| BRIEF |
Each line of the data that includes "взрывчатого" must be copied.

Start of EXCERPTED DATA

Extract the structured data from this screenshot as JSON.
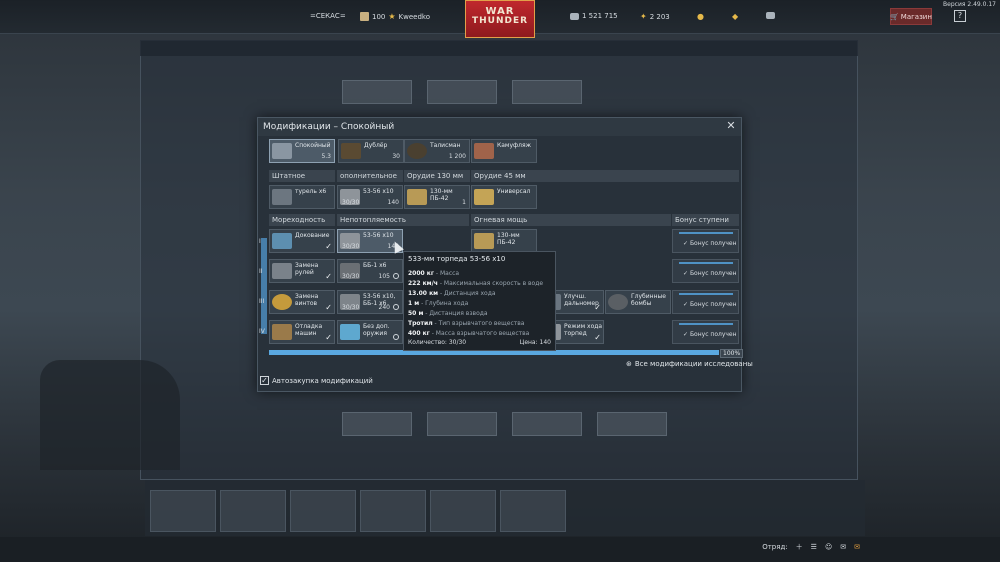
{
  "top": {
    "version": "Версия 2.49.0.17",
    "squadron_tag": "=СЕКАС=",
    "level": "100",
    "nickname": "Kweedko",
    "silver_lions": "1 521 715",
    "golden_eagles": "2 203",
    "shop_label": "Магазин",
    "help_label": "?",
    "logo_line1": "WAR",
    "logo_line2": "THUNDER"
  },
  "modal": {
    "title": "Модификации – Спокойный",
    "top_cards": [
      {
        "name": "Спокойный",
        "value": "5.3"
      },
      {
        "name": "Дублёр",
        "value": "30"
      },
      {
        "name": "Талисман",
        "value": "1 200"
      },
      {
        "name": "Камуфляж",
        "value": ""
      }
    ],
    "weapon_headers": {
      "standard": "Штатное оружие",
      "additional": "ополнительное оружие",
      "gun130": "Орудие 130 мм",
      "gun45": "Орудие 45 мм"
    },
    "weapon_cards": [
      {
        "name": "турель x6",
        "count": "",
        "price": ""
      },
      {
        "name": "53-56 x10",
        "count": "30/30",
        "price": "140"
      },
      {
        "name": "130-мм ПБ-42",
        "count": "",
        "price": "1"
      },
      {
        "name": "Универсал",
        "count": "",
        "price": ""
      }
    ],
    "mod_headers": {
      "seaworthiness": "Мореходность",
      "survivability": "Непотопляемость",
      "firepower": "Огневая мощь",
      "tier_bonus": "Бонус ступени"
    },
    "mod_cards": [
      {
        "name": "Докование"
      },
      {
        "name": "Замена рулей"
      },
      {
        "name": "Замена винтов"
      },
      {
        "name": "Отладка машин"
      },
      {
        "name": "53-56 x10",
        "count": "30/30",
        "price": "140"
      },
      {
        "name": "ББ-1 x6",
        "count": "30/30",
        "price": "105"
      },
      {
        "name": "53-56 x10, ББ-1 x6",
        "count": "30/30",
        "price": "240"
      },
      {
        "name": "Без доп. оружия"
      },
      {
        "name": "130-мм ПБ-42"
      },
      {
        "name": "Улучш. дальномер"
      },
      {
        "name": "Глубинные бомбы"
      },
      {
        "name": "Режим хода торпед"
      }
    ],
    "tiers": [
      "I",
      "II",
      "III",
      "IV"
    ],
    "bonus_text": "Бонус получен",
    "progress_pct": "100%",
    "all_researched": "Все модификации исследованы",
    "autobuy": "Автозакупка модификаций"
  },
  "tooltip": {
    "title": "533-мм торпеда 53-56 x10",
    "rows": [
      {
        "value": "2000 кг",
        "desc": " - Масса"
      },
      {
        "value": "222 км/ч",
        "desc": " - Максимальная скорость в воде"
      },
      {
        "value": "13.00 км",
        "desc": " - Дистанция хода"
      },
      {
        "value": "1 м",
        "desc": " - Глубина хода"
      },
      {
        "value": "50 м",
        "desc": " - Дистанция взвода"
      },
      {
        "value": "Тротил",
        "desc": " - Тип взрывчатого вещества"
      },
      {
        "value": "400 кг",
        "desc": " - Масса взрывчатого вещества"
      }
    ],
    "quantity": "Количество: 30/30",
    "price": "Цена: 140"
  },
  "bottom": {
    "squad_label": "Отряд:"
  },
  "colors": {
    "accent": "#4f92c5",
    "logo_red": "#c0282d",
    "panel": "#28313a"
  }
}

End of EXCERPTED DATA

| TASK OUTPUT |
        "desc": " - Тип взрывчатого вещества"
        "desc": " - Масса взрывчатого вещества"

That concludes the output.